**PROBLEM TO WORK ON**
The required answer is each line in the entries below where "JSON" occurs.

++++++++++

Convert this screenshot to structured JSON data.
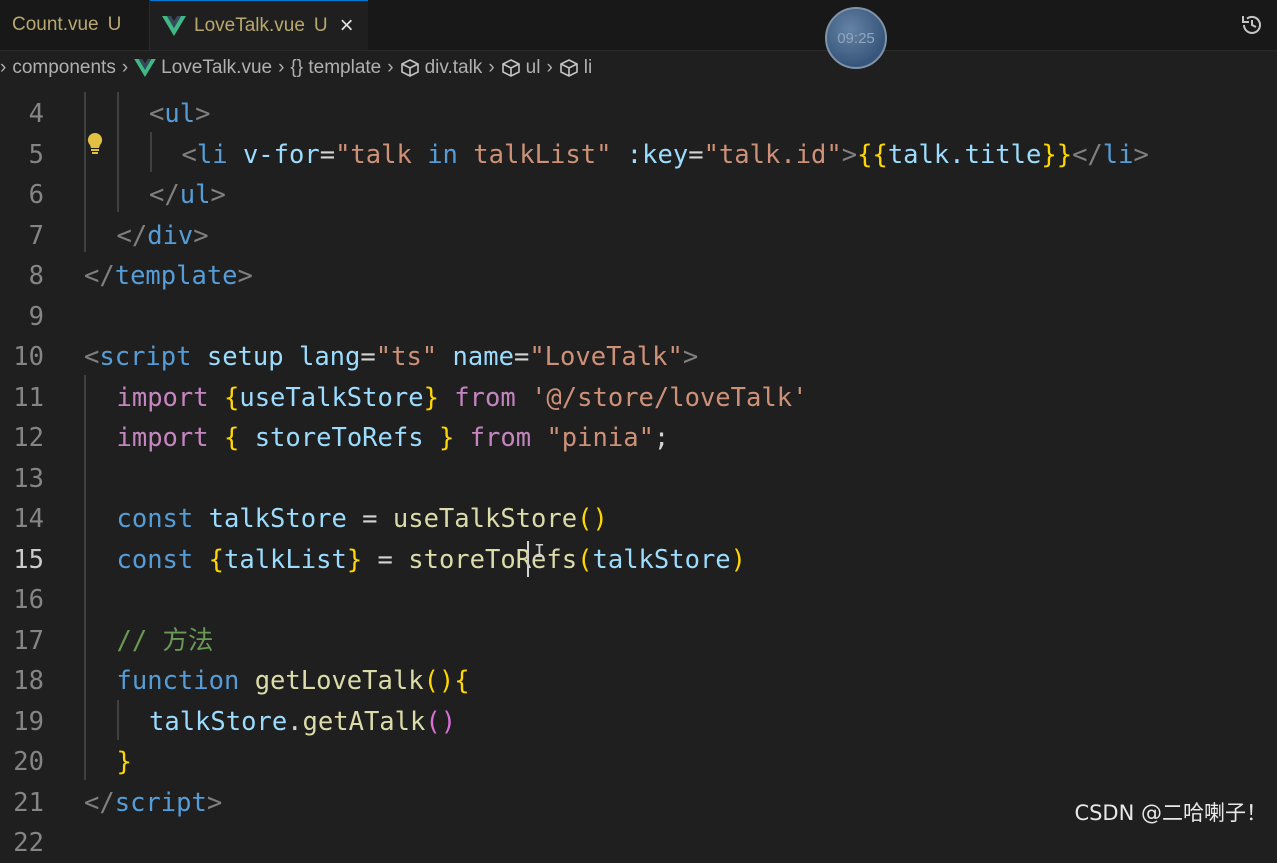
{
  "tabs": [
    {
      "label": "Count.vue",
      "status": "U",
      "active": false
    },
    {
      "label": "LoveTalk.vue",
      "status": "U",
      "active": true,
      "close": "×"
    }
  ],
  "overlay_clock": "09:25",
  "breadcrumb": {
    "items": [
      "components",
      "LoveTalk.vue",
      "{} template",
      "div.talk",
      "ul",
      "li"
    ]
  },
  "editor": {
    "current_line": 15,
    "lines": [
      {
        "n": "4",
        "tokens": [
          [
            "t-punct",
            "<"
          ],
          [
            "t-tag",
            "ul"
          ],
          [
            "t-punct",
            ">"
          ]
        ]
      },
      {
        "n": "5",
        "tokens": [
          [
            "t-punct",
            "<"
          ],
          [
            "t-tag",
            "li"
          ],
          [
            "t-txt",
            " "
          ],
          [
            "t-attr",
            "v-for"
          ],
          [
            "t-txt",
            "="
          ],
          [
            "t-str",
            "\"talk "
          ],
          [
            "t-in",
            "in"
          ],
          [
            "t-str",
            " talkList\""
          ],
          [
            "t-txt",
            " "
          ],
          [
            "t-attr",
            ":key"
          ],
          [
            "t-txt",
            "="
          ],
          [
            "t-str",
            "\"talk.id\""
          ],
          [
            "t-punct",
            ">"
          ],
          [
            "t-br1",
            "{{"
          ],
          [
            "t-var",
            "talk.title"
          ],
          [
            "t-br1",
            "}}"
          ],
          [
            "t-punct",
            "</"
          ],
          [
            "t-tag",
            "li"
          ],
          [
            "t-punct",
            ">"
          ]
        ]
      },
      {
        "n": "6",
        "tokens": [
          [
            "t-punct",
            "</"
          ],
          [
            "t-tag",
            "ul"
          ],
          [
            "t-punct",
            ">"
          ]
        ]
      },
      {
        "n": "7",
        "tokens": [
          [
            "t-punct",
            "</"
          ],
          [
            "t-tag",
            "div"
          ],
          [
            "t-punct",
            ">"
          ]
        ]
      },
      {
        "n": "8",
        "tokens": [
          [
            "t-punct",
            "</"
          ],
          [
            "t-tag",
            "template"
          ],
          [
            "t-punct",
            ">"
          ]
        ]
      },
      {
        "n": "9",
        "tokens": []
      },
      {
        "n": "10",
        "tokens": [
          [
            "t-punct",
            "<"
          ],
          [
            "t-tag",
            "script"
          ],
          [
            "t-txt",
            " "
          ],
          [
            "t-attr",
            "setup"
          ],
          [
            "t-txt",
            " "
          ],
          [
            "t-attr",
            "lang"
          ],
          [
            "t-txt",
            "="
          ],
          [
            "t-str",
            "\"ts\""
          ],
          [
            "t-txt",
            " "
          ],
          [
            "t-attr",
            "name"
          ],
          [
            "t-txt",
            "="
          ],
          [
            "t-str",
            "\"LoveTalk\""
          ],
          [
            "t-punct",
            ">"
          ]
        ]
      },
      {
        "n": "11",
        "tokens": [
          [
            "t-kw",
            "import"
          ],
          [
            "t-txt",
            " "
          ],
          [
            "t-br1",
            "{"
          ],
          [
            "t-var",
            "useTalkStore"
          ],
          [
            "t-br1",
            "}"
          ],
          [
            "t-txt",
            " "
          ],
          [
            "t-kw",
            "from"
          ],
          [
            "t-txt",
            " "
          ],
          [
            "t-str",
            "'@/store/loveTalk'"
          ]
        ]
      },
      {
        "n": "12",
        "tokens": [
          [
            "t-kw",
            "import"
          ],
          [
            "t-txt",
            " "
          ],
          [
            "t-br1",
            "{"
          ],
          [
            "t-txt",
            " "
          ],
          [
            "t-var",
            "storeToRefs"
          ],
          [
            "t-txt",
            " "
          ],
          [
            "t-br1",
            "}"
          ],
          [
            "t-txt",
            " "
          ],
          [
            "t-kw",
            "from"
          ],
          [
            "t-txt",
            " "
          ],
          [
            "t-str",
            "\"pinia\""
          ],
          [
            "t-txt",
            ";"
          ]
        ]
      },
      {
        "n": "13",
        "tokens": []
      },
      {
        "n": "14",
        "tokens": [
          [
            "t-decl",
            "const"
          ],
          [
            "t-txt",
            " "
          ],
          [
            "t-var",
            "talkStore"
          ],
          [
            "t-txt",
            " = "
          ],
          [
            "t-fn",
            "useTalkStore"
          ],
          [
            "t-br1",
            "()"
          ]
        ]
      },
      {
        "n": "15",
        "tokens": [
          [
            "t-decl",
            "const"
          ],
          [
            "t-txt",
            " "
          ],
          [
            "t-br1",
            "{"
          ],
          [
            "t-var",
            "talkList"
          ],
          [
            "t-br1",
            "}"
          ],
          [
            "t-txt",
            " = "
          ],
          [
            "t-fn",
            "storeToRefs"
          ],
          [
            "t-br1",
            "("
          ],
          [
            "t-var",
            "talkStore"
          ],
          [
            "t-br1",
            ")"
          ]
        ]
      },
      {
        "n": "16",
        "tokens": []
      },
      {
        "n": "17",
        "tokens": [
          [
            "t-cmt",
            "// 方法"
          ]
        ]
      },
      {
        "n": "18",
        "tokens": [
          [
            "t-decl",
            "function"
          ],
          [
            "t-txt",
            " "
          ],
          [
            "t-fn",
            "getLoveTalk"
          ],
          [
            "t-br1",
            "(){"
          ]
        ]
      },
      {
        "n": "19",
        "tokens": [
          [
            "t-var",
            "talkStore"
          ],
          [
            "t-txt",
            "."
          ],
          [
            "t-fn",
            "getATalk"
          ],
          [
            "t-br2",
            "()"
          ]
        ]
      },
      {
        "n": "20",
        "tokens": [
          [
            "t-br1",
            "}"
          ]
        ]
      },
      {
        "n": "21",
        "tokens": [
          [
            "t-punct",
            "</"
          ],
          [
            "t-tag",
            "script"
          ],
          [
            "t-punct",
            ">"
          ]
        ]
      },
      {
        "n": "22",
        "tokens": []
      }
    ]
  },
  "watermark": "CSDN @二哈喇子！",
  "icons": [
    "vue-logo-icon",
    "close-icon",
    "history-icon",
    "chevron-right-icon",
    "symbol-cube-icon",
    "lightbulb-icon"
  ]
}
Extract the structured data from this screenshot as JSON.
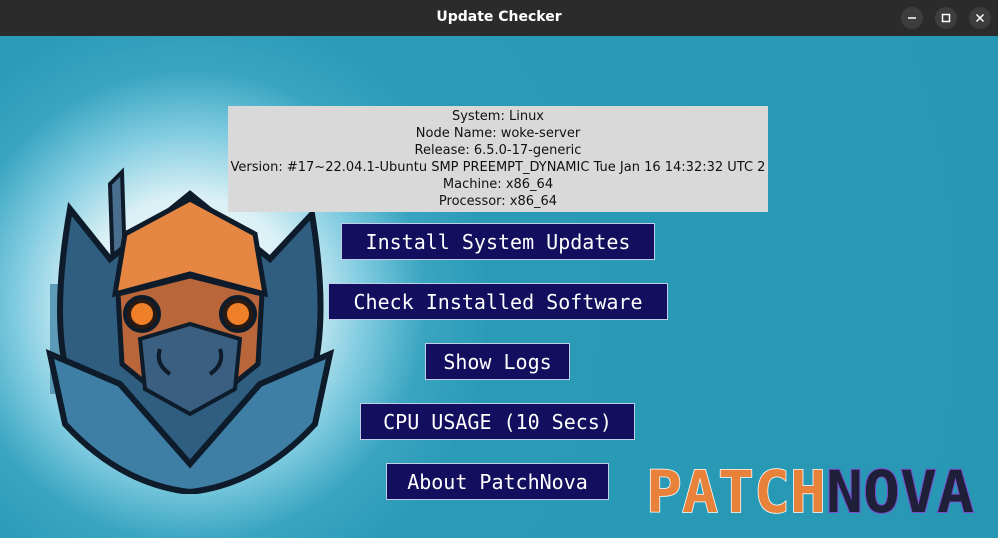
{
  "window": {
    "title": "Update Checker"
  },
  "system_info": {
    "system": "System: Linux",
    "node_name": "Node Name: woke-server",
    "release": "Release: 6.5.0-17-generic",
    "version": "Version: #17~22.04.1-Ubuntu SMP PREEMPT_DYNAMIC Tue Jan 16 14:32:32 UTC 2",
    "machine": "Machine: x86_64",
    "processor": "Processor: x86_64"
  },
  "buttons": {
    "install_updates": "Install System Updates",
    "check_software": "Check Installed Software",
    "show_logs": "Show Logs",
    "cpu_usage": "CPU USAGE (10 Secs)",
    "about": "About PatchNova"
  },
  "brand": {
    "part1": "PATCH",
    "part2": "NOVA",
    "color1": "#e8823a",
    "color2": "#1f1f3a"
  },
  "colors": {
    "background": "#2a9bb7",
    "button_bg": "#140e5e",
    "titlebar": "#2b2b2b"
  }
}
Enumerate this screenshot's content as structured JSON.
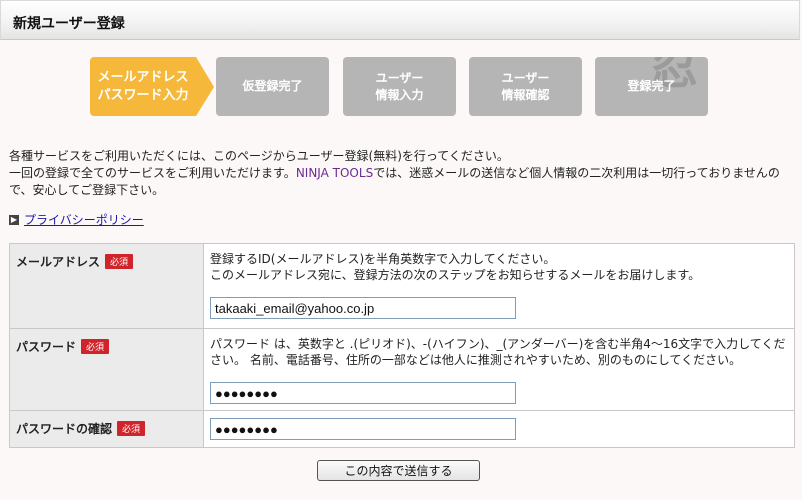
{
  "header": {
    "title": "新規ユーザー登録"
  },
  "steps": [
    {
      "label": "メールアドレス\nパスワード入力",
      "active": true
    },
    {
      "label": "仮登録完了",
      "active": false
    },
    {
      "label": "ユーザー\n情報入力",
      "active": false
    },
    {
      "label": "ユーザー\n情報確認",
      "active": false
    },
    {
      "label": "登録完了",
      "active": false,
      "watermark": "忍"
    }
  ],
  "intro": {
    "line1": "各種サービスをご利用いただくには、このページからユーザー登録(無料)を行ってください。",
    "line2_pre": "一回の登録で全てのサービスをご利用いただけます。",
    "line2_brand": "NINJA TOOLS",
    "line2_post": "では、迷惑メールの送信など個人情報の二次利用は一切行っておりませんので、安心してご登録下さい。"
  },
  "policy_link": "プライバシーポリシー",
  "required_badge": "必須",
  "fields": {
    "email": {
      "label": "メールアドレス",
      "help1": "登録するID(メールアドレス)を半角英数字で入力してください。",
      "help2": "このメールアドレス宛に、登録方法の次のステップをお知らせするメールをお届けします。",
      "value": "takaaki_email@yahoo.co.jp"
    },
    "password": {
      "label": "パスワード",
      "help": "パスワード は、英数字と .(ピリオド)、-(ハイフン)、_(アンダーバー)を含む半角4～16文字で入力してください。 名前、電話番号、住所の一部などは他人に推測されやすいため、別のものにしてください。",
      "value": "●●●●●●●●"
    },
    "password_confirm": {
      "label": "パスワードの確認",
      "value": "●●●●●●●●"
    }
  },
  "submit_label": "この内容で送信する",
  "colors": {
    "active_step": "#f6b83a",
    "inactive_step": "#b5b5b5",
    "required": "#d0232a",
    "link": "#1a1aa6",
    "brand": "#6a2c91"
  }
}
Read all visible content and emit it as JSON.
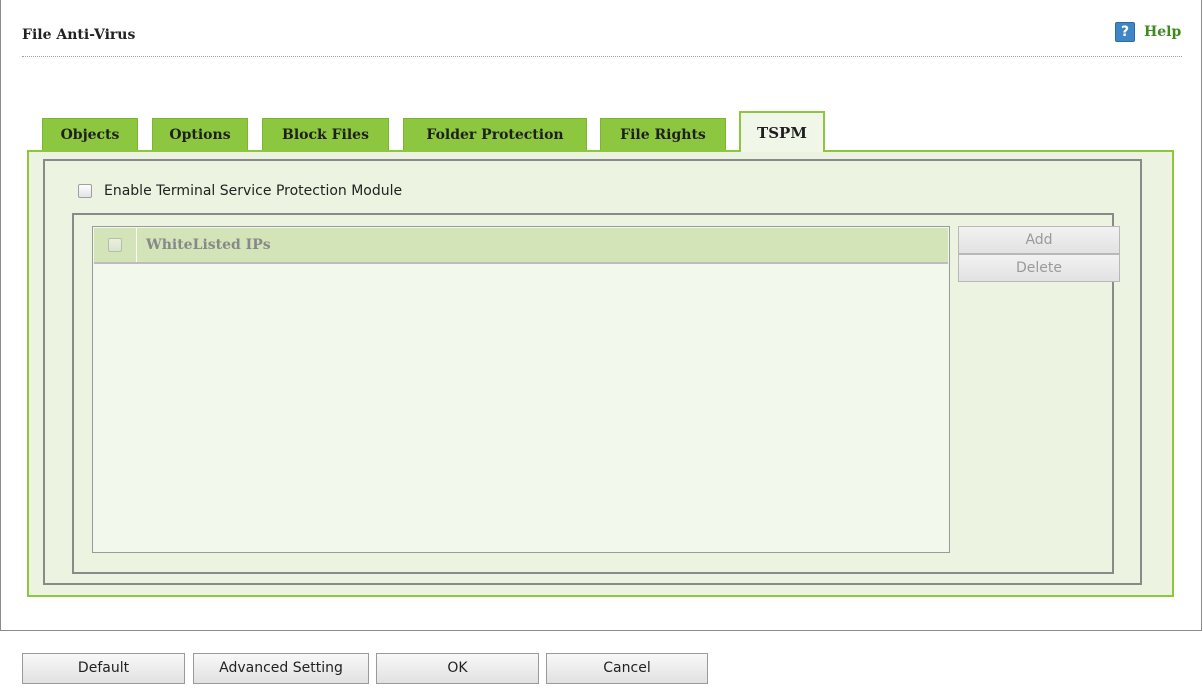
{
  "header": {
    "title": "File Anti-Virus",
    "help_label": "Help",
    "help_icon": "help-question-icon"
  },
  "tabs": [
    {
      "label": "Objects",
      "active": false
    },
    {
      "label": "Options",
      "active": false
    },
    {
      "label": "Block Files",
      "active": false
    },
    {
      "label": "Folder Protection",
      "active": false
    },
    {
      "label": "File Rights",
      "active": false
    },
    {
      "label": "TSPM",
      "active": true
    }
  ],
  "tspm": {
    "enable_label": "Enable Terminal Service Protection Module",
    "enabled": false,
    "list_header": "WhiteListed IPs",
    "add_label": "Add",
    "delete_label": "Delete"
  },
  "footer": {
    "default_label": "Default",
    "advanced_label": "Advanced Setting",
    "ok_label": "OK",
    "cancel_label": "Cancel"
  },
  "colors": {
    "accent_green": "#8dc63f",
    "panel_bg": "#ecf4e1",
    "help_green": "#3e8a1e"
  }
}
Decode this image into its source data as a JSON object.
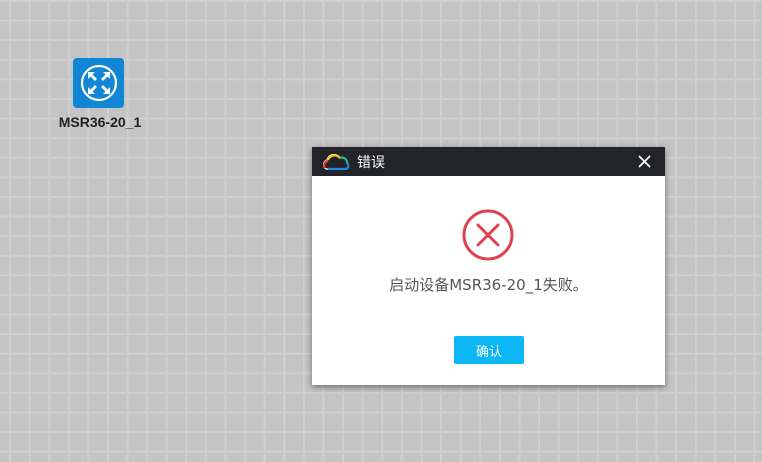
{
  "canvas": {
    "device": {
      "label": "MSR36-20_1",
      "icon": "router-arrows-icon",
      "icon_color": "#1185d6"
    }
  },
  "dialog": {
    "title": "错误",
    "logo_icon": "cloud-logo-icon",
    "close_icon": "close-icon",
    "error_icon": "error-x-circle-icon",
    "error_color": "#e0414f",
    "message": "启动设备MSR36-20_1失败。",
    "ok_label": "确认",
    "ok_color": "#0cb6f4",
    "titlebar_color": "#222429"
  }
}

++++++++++

**WRITTEN REPLY**
Convert this screenshot to structured JSON data.
Extract the structured data from this screenshot as JSON.
Enumerate this screenshot's content as structured JSON.
Read all visible content and emit it as JSON.
Decode this image into its source data as a JSON object.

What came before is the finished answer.